_Directions_. Copy the entries without a single change. Pictures should be dropped.

_The records_.
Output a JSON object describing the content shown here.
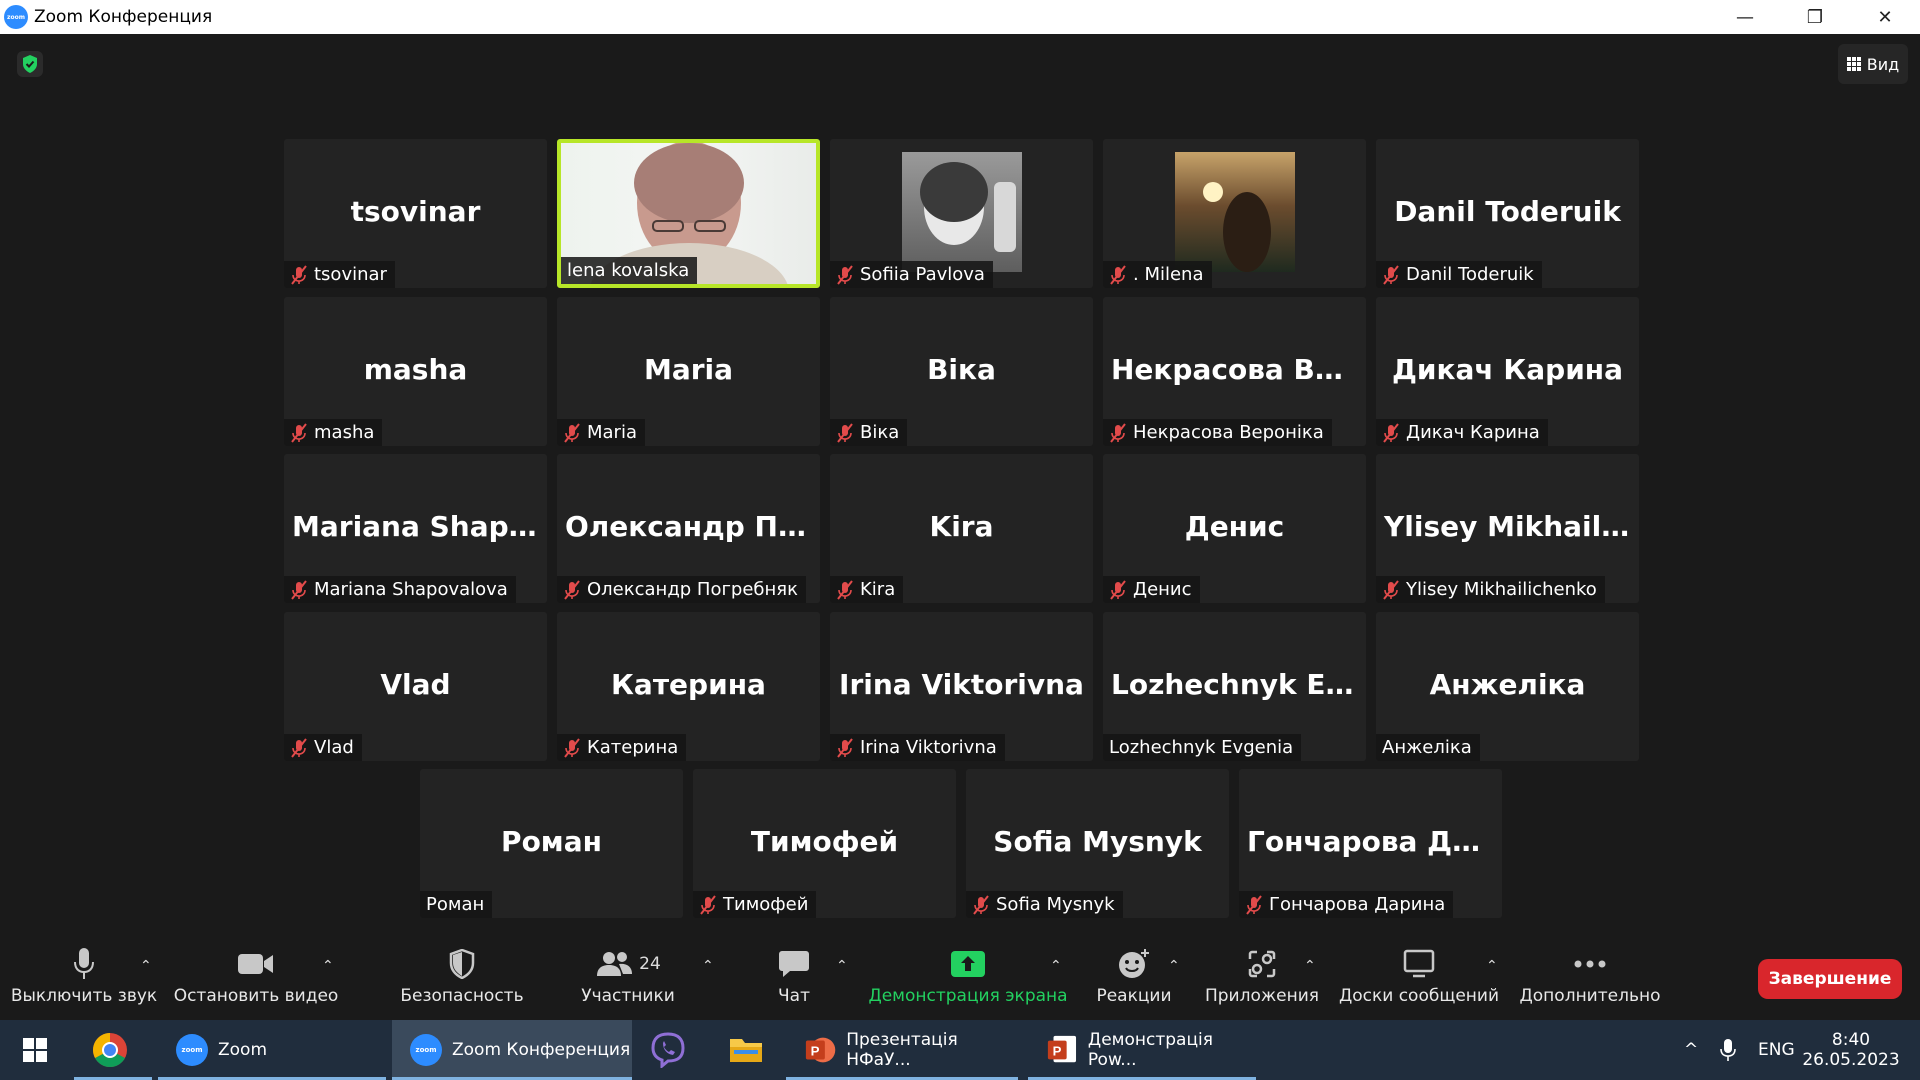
{
  "window": {
    "title": "Zoom Конференция",
    "logo_text": "zoom",
    "minimize_icon": "—",
    "restore_icon": "❐",
    "close_icon": "✕"
  },
  "top": {
    "view_label": "Вид",
    "security_color": "#23d160"
  },
  "colors": {
    "active_border": "#b7e628",
    "muted_mic": "#e24b4b",
    "share_green": "#23d160",
    "end_red": "#d9262c"
  },
  "participants": [
    {
      "big": "tsovinar",
      "label": "tsovinar",
      "muted": true
    },
    {
      "big": "",
      "label": "lena kovalska",
      "muted": false,
      "video": true,
      "active": true
    },
    {
      "big": "",
      "label": "Sofiia Pavlova",
      "muted": true,
      "avatar": true
    },
    {
      "big": "",
      "label": ". Milena",
      "muted": true,
      "avatar": true
    },
    {
      "big": "Danil Toderuik",
      "label": "Danil Toderuik",
      "muted": true
    },
    {
      "big": "masha",
      "label": "masha",
      "muted": true
    },
    {
      "big": "Maria",
      "label": "Maria",
      "muted": true
    },
    {
      "big": "Віка",
      "label": "Віка",
      "muted": true
    },
    {
      "big": "Некрасова  Вер...",
      "label": "Некрасова Вероніка",
      "muted": true
    },
    {
      "big": "Дикач Карина",
      "label": "Дикач Карина",
      "muted": true
    },
    {
      "big": "Mariana  Shapo...",
      "label": "Mariana Shapovalova",
      "muted": true
    },
    {
      "big": "Олександр  Пог...",
      "label": "Олександр Погребняк",
      "muted": true
    },
    {
      "big": "Kira",
      "label": "Kira",
      "muted": true
    },
    {
      "big": "Денис",
      "label": "Денис",
      "muted": true
    },
    {
      "big": "Ylisey  Mikhailic...",
      "label": "Ylisey Mikhailichenko",
      "muted": true
    },
    {
      "big": "Vlad",
      "label": "Vlad",
      "muted": true
    },
    {
      "big": "Катерина",
      "label": "Катерина",
      "muted": true
    },
    {
      "big": "Irina Viktorivna",
      "label": "Irina Viktorivna",
      "muted": true
    },
    {
      "big": "Lozhechnyk  Evg...",
      "label": "Lozhechnyk Evgenia",
      "muted": false
    },
    {
      "big": "Анжеліка",
      "label": "Анжеліка",
      "muted": false
    },
    {
      "big": "Роман",
      "label": "Роман",
      "muted": false
    },
    {
      "big": "Тимофей",
      "label": "Тимофей",
      "muted": true
    },
    {
      "big": "Sofia Mysnyk",
      "label": "Sofia Mysnyk",
      "muted": true
    },
    {
      "big": "Гончарова  Дар...",
      "label": "Гончарова Дарина",
      "muted": true
    }
  ],
  "toolbar": {
    "mute_label": "Выключить звук",
    "video_label": "Остановить видео",
    "security_label": "Безопасность",
    "participants_label": "Участники",
    "participants_count": "24",
    "chat_label": "Чат",
    "share_label": "Демонстрация экрана",
    "reactions_label": "Реакции",
    "apps_label": "Приложения",
    "whiteboards_label": "Доски сообщений",
    "more_label": "Дополнительно",
    "end_label": "Завершение",
    "caret": "⌃"
  },
  "taskbar": {
    "zoom_label": "Zoom",
    "zoom_meeting_label": "Zoom Конференция",
    "ppt1_label": "Презентація НФаУ...",
    "ppt2_label": "Демонстрація Pow...",
    "lang": "ENG",
    "time": "8:40",
    "date": "26.05.2023",
    "tray_caret": "^"
  }
}
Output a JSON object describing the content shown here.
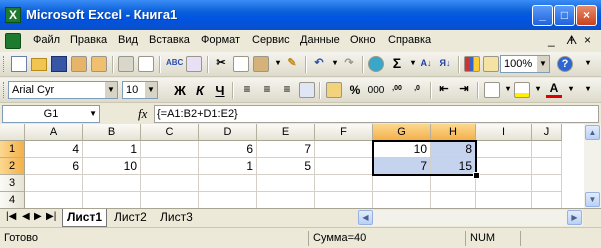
{
  "window": {
    "title": "Microsoft Excel - Книга1"
  },
  "menu": {
    "items": [
      "Файл",
      "Правка",
      "Вид",
      "Вставка",
      "Формат",
      "Сервис",
      "Данные",
      "Окно",
      "Справка"
    ],
    "underline_first": [
      true,
      true,
      true,
      true,
      true,
      true,
      true,
      true,
      true
    ]
  },
  "toolbar_standard": {
    "zoom": "100%",
    "sum_symbol": "Σ"
  },
  "toolbar_format": {
    "font": "Arial Cyr",
    "size": "10",
    "bold": "Ж",
    "italic": "К",
    "underline": "Ч",
    "percent": "%",
    "thousands": "000"
  },
  "formula_bar": {
    "name_box": "G1",
    "fx": "fx",
    "formula": "{=A1:B2+D1:E2}"
  },
  "sheet": {
    "columns": [
      "A",
      "B",
      "C",
      "D",
      "E",
      "F",
      "G",
      "H",
      "I",
      "J"
    ],
    "rows": [
      "1",
      "2",
      "3",
      "4"
    ],
    "cells": [
      [
        "4",
        "1",
        "",
        "6",
        "7",
        "",
        "10",
        "8",
        "",
        ""
      ],
      [
        "6",
        "10",
        "",
        "1",
        "5",
        "",
        "7",
        "15",
        "",
        ""
      ],
      [
        "",
        "",
        "",
        "",
        "",
        "",
        "",
        "",
        "",
        ""
      ],
      [
        "",
        "",
        "",
        "",
        "",
        "",
        "",
        "",
        "",
        ""
      ]
    ]
  },
  "tabs": [
    "Лист1",
    "Лист2",
    "Лист3"
  ],
  "status": {
    "ready": "Готово",
    "sum": "Сумма=40",
    "num": "NUM"
  },
  "colors": {
    "title_blue": "#0054e3",
    "selection_fill": "#c6d3ef",
    "header_selected": "#f4b04a"
  }
}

_Task answer_.
Output a JSON object describing the content shown here.
{
  "window": {
    "title": "Zoom Конференция",
    "logo_text": "zoom",
    "minimize_icon": "—",
    "restore_icon": "❐",
    "close_icon": "✕"
  },
  "top": {
    "view_label": "Вид",
    "security_color": "#23d160"
  },
  "colors": {
    "active_border": "#b7e628",
    "muted_mic": "#e24b4b",
    "share_green": "#23d160",
    "end_red": "#d9262c"
  },
  "participants": [
    {
      "big": "tsovinar",
      "label": "tsovinar",
      "muted": true
    },
    {
      "big": "",
      "label": "lena kovalska",
      "muted": false,
      "video": true,
      "active": true
    },
    {
      "big": "",
      "label": "Sofiia Pavlova",
      "muted": true,
      "avatar": true
    },
    {
      "big": "",
      "label": ". Milena",
      "muted": true,
      "avatar": true
    },
    {
      "big": "Danil Toderuik",
      "label": "Danil Toderuik",
      "muted": true
    },
    {
      "big": "masha",
      "label": "masha",
      "muted": true
    },
    {
      "big": "Maria",
      "label": "Maria",
      "muted": true
    },
    {
      "big": "Віка",
      "label": "Віка",
      "muted": true
    },
    {
      "big": "Некрасова  Вер...",
      "label": "Некрасова Вероніка",
      "muted": true
    },
    {
      "big": "Дикач Карина",
      "label": "Дикач Карина",
      "muted": true
    },
    {
      "big": "Mariana  Shapo...",
      "label": "Mariana Shapovalova",
      "muted": true
    },
    {
      "big": "Олександр  Пог...",
      "label": "Олександр Погребняк",
      "muted": true
    },
    {
      "big": "Kira",
      "label": "Kira",
      "muted": true
    },
    {
      "big": "Денис",
      "label": "Денис",
      "muted": true
    },
    {
      "big": "Ylisey  Mikhailic...",
      "label": "Ylisey Mikhailichenko",
      "muted": true
    },
    {
      "big": "Vlad",
      "label": "Vlad",
      "muted": true
    },
    {
      "big": "Катерина",
      "label": "Катерина",
      "muted": true
    },
    {
      "big": "Irina Viktorivna",
      "label": "Irina Viktorivna",
      "muted": true
    },
    {
      "big": "Lozhechnyk  Evg...",
      "label": "Lozhechnyk Evgenia",
      "muted": false
    },
    {
      "big": "Анжеліка",
      "label": "Анжеліка",
      "muted": false
    },
    {
      "big": "Роман",
      "label": "Роман",
      "muted": false
    },
    {
      "big": "Тимофей",
      "label": "Тимофей",
      "muted": true
    },
    {
      "big": "Sofia Mysnyk",
      "label": "Sofia Mysnyk",
      "muted": true
    },
    {
      "big": "Гончарова  Дар...",
      "label": "Гончарова Дарина",
      "muted": true
    }
  ],
  "toolbar": {
    "mute_label": "Выключить звук",
    "video_label": "Остановить видео",
    "security_label": "Безопасность",
    "participants_label": "Участники",
    "participants_count": "24",
    "chat_label": "Чат",
    "share_label": "Демонстрация экрана",
    "reactions_label": "Реакции",
    "apps_label": "Приложения",
    "whiteboards_label": "Доски сообщений",
    "more_label": "Дополнительно",
    "end_label": "Завершение",
    "caret": "⌃"
  },
  "taskbar": {
    "zoom_label": "Zoom",
    "zoom_meeting_label": "Zoom Конференция",
    "ppt1_label": "Презентація НФаУ...",
    "ppt2_label": "Демонстрація Pow...",
    "lang": "ENG",
    "time": "8:40",
    "date": "26.05.2023",
    "tray_caret": "^"
  }
}
Output a JSON object describing the content shown here.
{
  "window": {
    "title": "Microsoft Excel - Книга1"
  },
  "menu": {
    "items": [
      "Файл",
      "Правка",
      "Вид",
      "Вставка",
      "Формат",
      "Сервис",
      "Данные",
      "Окно",
      "Справка"
    ],
    "underline_first": [
      true,
      true,
      true,
      true,
      true,
      true,
      true,
      true,
      true
    ]
  },
  "toolbar_standard": {
    "zoom": "100%",
    "sum_symbol": "Σ"
  },
  "toolbar_format": {
    "font": "Arial Cyr",
    "size": "10",
    "bold": "Ж",
    "italic": "К",
    "underline": "Ч",
    "percent": "%",
    "thousands": "000"
  },
  "formula_bar": {
    "name_box": "G1",
    "fx": "fx",
    "formula": "{=A1:B2+D1:E2}"
  },
  "sheet": {
    "columns": [
      "A",
      "B",
      "C",
      "D",
      "E",
      "F",
      "G",
      "H",
      "I",
      "J"
    ],
    "rows": [
      "1",
      "2",
      "3",
      "4"
    ],
    "cells": [
      [
        "4",
        "1",
        "",
        "6",
        "7",
        "",
        "10",
        "8",
        "",
        ""
      ],
      [
        "6",
        "10",
        "",
        "1",
        "5",
        "",
        "7",
        "15",
        "",
        ""
      ],
      [
        "",
        "",
        "",
        "",
        "",
        "",
        "",
        "",
        "",
        ""
      ],
      [
        "",
        "",
        "",
        "",
        "",
        "",
        "",
        "",
        "",
        ""
      ]
    ]
  },
  "tabs": [
    "Лист1",
    "Лист2",
    "Лист3"
  ],
  "status": {
    "ready": "Готово",
    "sum": "Сумма=40",
    "num": "NUM"
  },
  "colors": {
    "title_blue": "#0054e3",
    "selection_fill": "#c6d3ef",
    "header_selected": "#f4b04a"
  }
}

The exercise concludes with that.